* YOUR ASSIGNMENT
Report every line of the material that contains the string "JSON".

* DATA EXCERPTS
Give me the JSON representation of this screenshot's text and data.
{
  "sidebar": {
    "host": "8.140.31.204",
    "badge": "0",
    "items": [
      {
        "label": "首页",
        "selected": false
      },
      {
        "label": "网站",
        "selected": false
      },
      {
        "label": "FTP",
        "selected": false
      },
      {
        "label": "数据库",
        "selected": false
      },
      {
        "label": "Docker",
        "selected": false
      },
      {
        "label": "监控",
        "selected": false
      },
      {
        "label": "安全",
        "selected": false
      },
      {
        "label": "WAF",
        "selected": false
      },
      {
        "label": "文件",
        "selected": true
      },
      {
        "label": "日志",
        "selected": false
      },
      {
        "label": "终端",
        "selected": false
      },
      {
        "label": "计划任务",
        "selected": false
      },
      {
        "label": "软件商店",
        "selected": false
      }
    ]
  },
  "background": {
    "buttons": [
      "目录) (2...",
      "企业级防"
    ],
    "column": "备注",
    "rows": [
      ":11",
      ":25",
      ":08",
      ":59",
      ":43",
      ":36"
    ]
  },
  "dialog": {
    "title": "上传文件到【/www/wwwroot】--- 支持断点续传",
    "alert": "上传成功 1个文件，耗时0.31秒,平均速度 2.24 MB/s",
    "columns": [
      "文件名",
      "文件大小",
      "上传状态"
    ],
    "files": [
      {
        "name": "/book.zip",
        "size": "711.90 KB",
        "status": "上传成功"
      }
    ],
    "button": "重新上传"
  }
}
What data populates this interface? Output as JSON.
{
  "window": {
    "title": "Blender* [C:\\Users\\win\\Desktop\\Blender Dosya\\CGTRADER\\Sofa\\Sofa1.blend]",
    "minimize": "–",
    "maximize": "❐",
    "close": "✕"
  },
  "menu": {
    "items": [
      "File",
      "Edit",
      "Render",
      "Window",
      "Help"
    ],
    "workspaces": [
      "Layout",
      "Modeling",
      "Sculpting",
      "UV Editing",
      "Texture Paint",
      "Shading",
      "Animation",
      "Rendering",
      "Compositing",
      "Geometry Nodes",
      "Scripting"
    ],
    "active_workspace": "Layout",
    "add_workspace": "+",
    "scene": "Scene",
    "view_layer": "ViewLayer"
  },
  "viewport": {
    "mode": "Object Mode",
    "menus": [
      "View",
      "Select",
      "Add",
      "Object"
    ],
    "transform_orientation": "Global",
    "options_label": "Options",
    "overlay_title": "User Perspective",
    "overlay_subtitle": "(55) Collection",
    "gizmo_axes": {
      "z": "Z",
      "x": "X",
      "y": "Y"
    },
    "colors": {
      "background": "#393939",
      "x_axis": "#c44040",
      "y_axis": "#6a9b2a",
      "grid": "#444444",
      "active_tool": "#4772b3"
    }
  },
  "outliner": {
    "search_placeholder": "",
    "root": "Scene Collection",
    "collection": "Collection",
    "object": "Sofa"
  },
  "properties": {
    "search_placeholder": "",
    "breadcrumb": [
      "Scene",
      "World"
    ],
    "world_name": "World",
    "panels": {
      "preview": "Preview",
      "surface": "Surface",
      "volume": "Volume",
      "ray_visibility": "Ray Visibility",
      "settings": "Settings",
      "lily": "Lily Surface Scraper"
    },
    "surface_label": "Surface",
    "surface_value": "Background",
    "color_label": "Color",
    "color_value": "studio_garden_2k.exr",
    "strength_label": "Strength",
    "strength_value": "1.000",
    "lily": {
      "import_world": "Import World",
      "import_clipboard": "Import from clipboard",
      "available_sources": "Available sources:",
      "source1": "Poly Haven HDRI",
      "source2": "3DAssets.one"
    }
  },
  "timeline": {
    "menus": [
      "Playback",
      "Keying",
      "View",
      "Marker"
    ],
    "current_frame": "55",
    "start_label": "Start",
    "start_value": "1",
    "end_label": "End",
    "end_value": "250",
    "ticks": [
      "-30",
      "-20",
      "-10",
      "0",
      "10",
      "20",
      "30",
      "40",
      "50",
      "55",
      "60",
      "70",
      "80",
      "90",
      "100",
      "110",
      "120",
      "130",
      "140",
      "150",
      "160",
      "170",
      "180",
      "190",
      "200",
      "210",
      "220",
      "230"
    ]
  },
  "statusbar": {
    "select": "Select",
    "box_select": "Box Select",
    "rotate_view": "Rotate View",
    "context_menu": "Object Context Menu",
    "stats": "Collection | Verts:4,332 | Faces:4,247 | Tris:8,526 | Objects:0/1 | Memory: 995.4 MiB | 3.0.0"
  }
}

* RESPONSE BELOW
Give me the JSON representation of this screenshot's text and data.
What data populates this interface? Output as JSON.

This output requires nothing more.